The nice thing is you can have a 35-man roster here and you can put 30 on the lineup card every night. You need a lot of pitchers because they’re not going to be going five, six, seven innings for the most part so you’re going to have a lot of relief work. It’s going to affect every team and that’s the biggest thing we got to find out is when did you play last? If you played May 10th, when’s the last time you threw a side? They may have thrown a bullpen the next day or something, I don’t know but it’s going to affect everybody. We’re all in the same boat.”
Miller would lead the C’s to their first-ever first-half division title when they held off the Tri-City Dust Devils for the North Division pennant. After a league-best regular season record of 43-33, the Canadians would go on to sweep the Spokane Indians in the North Division final before defeating the Eugene Emeralds three-games-to-one for the 2017 Northwest League championship. For that, Miller was named the league’s Manager of the Year.

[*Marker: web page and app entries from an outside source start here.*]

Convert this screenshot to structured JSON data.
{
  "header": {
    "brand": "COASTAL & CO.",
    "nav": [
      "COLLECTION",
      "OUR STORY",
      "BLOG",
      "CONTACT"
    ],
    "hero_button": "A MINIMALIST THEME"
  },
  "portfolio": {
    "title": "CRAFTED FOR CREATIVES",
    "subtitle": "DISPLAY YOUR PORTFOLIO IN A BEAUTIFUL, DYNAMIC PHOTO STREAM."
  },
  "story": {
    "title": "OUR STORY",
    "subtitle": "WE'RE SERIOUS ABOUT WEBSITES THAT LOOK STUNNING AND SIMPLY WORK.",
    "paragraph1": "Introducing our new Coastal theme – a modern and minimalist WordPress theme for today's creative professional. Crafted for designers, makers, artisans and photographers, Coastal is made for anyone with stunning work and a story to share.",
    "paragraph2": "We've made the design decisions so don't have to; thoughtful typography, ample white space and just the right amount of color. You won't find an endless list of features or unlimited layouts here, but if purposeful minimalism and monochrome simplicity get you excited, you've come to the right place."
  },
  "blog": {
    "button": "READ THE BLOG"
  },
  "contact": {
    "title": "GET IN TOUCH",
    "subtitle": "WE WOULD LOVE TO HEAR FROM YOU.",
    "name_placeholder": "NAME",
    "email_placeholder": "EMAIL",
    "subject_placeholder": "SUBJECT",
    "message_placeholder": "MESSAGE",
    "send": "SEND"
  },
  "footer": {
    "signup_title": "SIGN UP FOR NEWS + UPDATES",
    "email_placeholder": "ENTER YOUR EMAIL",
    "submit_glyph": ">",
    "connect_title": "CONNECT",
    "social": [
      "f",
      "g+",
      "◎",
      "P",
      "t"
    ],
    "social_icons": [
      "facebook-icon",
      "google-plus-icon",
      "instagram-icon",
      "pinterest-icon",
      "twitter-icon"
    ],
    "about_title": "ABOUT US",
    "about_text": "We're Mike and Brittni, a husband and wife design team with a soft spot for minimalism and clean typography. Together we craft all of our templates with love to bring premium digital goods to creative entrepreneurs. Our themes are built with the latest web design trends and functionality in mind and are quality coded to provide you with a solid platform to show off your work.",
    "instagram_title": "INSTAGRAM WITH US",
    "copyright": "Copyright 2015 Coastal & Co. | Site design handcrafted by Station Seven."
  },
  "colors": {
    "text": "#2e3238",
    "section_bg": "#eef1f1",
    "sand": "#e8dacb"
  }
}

Unfortunately, that was not enough for the Toronto Blue Jays brass as Miller would be let go just days after winning the Northwest League title. At last word, Miller is back home in Pennsylvania and is still involved in the game by managing a team of 10 year-olds.
On a personal note, I was glad to discover I still had the audio of last year’s press conference. He was very cordial with the media and I remember being more excited for the season to start after the scrum.
You can call this a personal tribute of sorts to Rich Miller and I wish him the very best in his future endeavors.